Government is approaching a workforce dilemma, one that has been long in the making and which the COVID-19 crisis has made even more urgent: whether to initiate badly needed but internally unpopular changes in how government work is performed and managed, or to continue to rely on antiquated practices.
Failing to confront this dilemma could undermine performance at a time when efficient, effective government is needed more than ever. As New York Gov. Andrew Cuomo put it recently in introducing his state's fiscal 2021 budget, "This is a moment in history unlike any other, and government needs to function and deliver results. …"
Delivering results will, of course, be all the harder in a time of plummeting tax revenues and unexpected and unreimbursed pandemic-related expenditures, which have already cut state and local government employment by more than 1.5 million jobs. An analytics firm predicts that 3 million more state and local positions could be lost in coming months, including those of first responders as well as employment in social services, sanitation, health care and other vital public services.
Despite investments in technology, government remains dependent on its people and their capabilities. When urgent situations arise, public employees prove again and again that they are capable of impressive accomplishments. Creating work environments that support high performance has been a theme in other sectors for more than two decades.
The coronavirus pandemic has highlighted several workforce problems that together will make it difficult, if not impossible, to meet the public's expectations without a comprehensive rethinking of government's people management practices:
• Government was experiencing talent shortages before the current crisis. The shortages were triggered by demographic trends, the emergence of new skill requirements and a tight labor market, among other factors. These shortages will remain after the pandemic.

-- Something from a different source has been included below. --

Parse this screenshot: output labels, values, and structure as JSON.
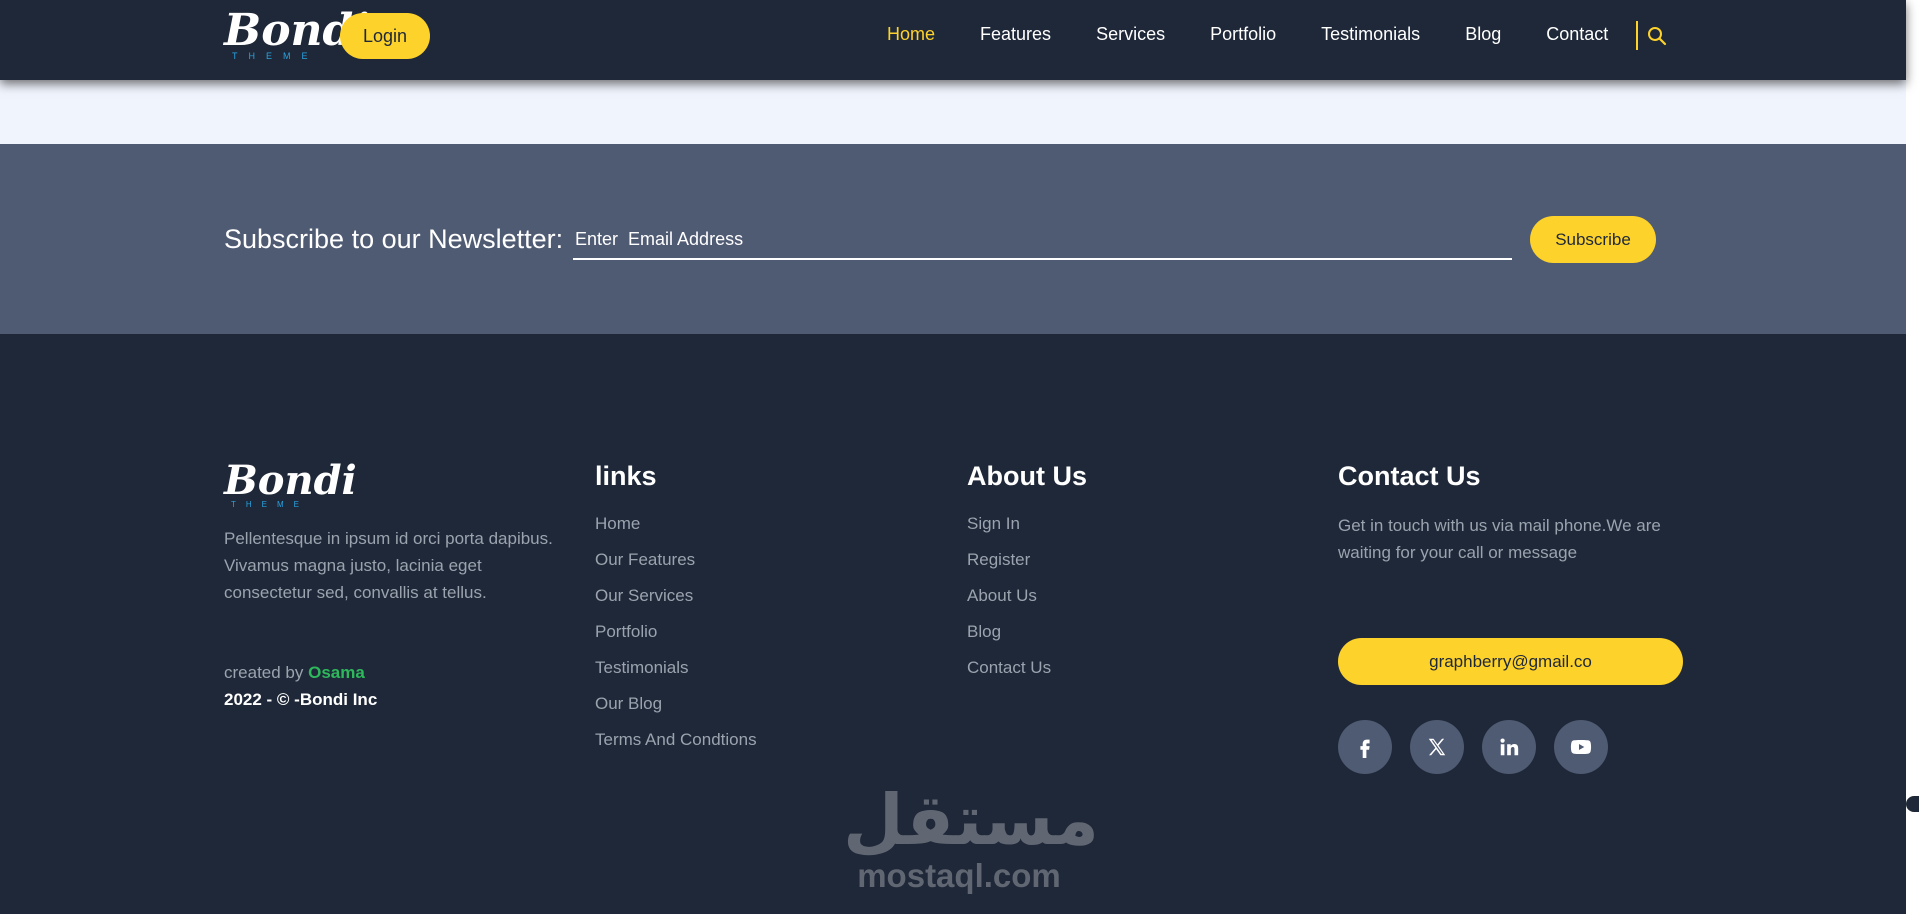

• Where governments are still hiring, filling vacant positions that can't be cut, business closings and layoffs in other sectors are likely to trigger increased applications for public-sector jobs. However, former private-sector employees who find themselves dissatisfied with their government experience may opt to return to their former employers. That's costly for governments.
• Few elected officials have experience managing large groups of employees. They ran for office because of public policy concerns, not improved management. And political differences often block efforts to change antiquated civil service laws.
• A report from the National Academy of Public Administration decried government's all-too-common "culture of compliance . . . where meeting the requirements of the rules has become more important than delivering value to taxpayers." Civil service rules contribute to that culture and are a barrier to change, given that an entrenched principle is that employees should be treated the same regardless of their contributions.
• The typical jurisdiction's workforce is aging, with many employees within a decade of retiring. They are accustomed to working in a compliance culture. There are a number of reasons people resist change, but one that is all too common in government is distrust of elected officials.
• Surveys show that interest in public-sector careers is declining among young Americans. The perceived qualities of a government job are misaligned with their interests. Meanwhile, public employers too often rely on antiquated systems for hiring, training and career management. The George Floyd protests are likely to intensify this lack of interest.
For decades public employers have operated with people management policies and practices that ignored what was happening in labor markets and what in other sectors has been a revolution in the way work and workers are managed. The public administration academic community largely ignores workforce management.
But in responding to the COVID-19 crisis, long-needed changes have been prompted in the government work management paradigm that are closer to what is now common in the private sector. Working remotely, for example, changes the supervisor-employee relationship; they now have to agree on what needs to be accomplished, and employees have more autonomy in how they achieve results.
In addition, the need for front-line workers to respond to coronavirus hot spots means more flexibility in staffing; those workers' counterparts in back-room administrative jobs have learned they are less important. Professional expertise is more highly valued; commitment and high performance are valued; agility and problem-solving skills are valued. It's no longer a "do-as-you're-told-and-follow-the-rules" work environment. Heroic efforts and results are recognized.
The pandemic also has triggered new roles for human resources specialists: working with managers to strengthen relationships with remote workers; keep those still on the job healthy; maintain morale; and, where layoffs are necessary, take the lead in identifying the individuals agencies can — and can't — afford to lose.
It's fully possible to transition permanently to a work environment and culture that both reduces labor costs and supports improved performance. In the late 1980s, American companies were confronted with low-cost global competition that triggered a revolution in workforce management that unleashed organizational energy.
The lessons learned are readily available to the public sector, and the most recent large-scale success story in government is the state of Tennessee. The state's reform strategy, a transformation of its civil-service system encompassing goal-based management and pay for performance, was initiated by then-Gov. Bill Haslam shortly after his inauguration in 2011 and led by Rebecca Hunter, who was then the state's HR commissioner.
HR expertise is central to reforms like Tennessee's, but changes on that scale are possible only if HR partners effectively with elected officials, executives and managers. When the end of the pandemic crisis is in sight, HR will be expected to lead in moving to a new normal. That would be an ideal time to ask managers and employees for input, to understand what's working and what's not. They want to contribute and to have their value recognized. It's an opportunity to address problems and transition government permanently to practices that support better performance.
Governing's opinion columns reflect the views of their authors and not necessarily those of Governing's editors or management.